Though it was coloured in black and white, it was not black and white. One year after the December 16 gangrape in Delhi was a point to stop and look back on what all has changed.
Have there been changes? And when we talk about ‘changes’, what do we mean by ‘change’?
It was so brutal and animal that it stirred not India only, but pulled the attention of the global community.
The two weeks of protests that followed the December 16 horror slapped the Indian psyche, laid it threadbare, thrashed the Indian administration, made the world worried about women safety in India (their women as well as the Indian women) and thus gave India the tag of the rape capital of the world.
And if we see the developments leading to the ‘desired’ ‘changes’ in this context, we can say nothing ‘much’ has moved.
On paper, a stronger anti-rape law was put in place. But rape cases reported have doubled since the December 16 incident, if we talk of Delhi, the national Capital of India. True, it may be that the increased attention and a tougher anti-rape law have led to the higher reporting of such cases. But it also tells us about the uncomfortable truth about us, the central reason behind crime against women, a truth that we all know but do want to realize to work on.
The truth behind increased reporting of such cases tells us how deep the murk is. If an anti-rape law can result in over two-fold increase in reporting of the rape cases from Delhi alone, imagine the horror at the pan-India level where most of the cases are still not reported!

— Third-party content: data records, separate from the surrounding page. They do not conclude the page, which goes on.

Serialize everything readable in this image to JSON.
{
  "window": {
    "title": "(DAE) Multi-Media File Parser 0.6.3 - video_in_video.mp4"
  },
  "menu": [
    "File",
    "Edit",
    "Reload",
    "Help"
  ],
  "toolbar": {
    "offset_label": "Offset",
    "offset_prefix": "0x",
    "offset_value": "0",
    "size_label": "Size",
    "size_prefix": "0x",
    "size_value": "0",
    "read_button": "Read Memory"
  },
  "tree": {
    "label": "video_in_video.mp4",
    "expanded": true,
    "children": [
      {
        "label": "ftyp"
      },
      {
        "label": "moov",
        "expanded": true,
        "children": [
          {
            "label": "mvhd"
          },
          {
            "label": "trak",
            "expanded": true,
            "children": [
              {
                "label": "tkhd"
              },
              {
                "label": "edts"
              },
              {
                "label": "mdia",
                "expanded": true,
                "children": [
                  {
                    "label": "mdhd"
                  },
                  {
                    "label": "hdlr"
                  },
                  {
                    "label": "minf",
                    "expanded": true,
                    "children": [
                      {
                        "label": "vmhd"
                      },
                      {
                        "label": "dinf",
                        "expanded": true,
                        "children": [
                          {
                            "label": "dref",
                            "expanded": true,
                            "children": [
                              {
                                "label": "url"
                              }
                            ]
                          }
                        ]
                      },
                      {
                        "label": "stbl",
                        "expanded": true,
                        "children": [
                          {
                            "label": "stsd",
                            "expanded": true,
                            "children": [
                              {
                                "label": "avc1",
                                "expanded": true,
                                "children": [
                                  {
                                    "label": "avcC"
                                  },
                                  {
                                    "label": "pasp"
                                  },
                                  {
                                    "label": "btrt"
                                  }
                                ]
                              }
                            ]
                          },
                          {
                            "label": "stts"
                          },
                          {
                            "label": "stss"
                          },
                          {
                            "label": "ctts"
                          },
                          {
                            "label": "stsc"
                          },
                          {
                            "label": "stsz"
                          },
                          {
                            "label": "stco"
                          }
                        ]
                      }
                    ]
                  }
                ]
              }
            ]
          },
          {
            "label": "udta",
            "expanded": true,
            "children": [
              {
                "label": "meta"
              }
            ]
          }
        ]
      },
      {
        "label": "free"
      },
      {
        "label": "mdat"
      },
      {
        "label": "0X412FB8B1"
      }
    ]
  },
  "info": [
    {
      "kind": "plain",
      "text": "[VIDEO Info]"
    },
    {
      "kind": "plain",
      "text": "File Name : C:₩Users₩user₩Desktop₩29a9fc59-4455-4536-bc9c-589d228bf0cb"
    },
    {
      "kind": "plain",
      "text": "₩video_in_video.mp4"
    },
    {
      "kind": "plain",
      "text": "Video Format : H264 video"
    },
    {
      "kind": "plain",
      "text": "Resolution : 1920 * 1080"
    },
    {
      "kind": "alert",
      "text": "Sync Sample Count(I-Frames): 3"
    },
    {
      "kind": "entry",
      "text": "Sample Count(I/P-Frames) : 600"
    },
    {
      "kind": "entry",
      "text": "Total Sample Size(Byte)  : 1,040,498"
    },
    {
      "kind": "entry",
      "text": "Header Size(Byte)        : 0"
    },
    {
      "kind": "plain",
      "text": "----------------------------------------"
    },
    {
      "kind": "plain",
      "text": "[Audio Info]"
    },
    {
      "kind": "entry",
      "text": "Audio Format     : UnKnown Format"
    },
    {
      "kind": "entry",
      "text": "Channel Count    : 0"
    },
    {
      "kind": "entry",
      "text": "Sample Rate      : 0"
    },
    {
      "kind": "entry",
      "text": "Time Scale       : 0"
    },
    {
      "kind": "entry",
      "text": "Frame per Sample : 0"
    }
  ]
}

It is good more cases are being reported. It is bad the accompanying legal machinery is still not responding to it in a satisfactory way. Some special courts were made to handle rape cases only, six in Delhi, the Chief Justice of India had inaugurated. All are trailing with unimpressive outcomes.
Again, that is for Delhi only. Think of the problem at the pan-India level and link it with the flood of rape cases being reported from across the country and you would feel ‘nothing’ has changed.
It cannot, until the mindset changes. It cannot, until the male-dominated Indian psyche remains skewed.
We are a country of the men who still kill their five minor daughters in cold blood, shooting them in the head, to get rid of them, as happened last week in the Gaya district in Bihar where the father was the killer.
We are a country of the men who kill millions of girls even before they see the world. Last year, the Indian government said the country had nearly 3 million girls less (‘missing’) in 2011 (75.84 million) than their count in 2001 (78.83 million). In a country, facing the acute crisis of a skewed sex ratio, female foeticide and female infanticide continue shamelessly.
We are a country of the men who still brand women as witches to exploit them, to settle scores with them. We are a country of the men who still marry their daughters in an age when they can’t realize what marriage is. UNICEF statistics say 18 per cent of the Indian girls are married by the age of 15 and the share gets disturbingly higher with 47 per cent of the girls getting married by the age of 18. The October 2013 report published in the Times of India puts the number of child brides in India at 24 million out of the global count of 60 million.
We are a country of the men who still treat women as secondary, lesser counterparts professionally as well as socially. Dowry is social menace deeply rooted. Dowry murders still happen. Girls form the larger chunk of ‘forced’ illiterates and dropouts. Glass Ceiling is common.
How can there be a change of gravity until this borrowed mentality of male domination changes, a borrowed mentality anointed for ages?
One year after, and it was to be coloured in black and white, all across. But, the undercurrents remain in the realm of grey!
©/IPR: Santosh Chaubey – https://santoshchaubey.wordpress.com/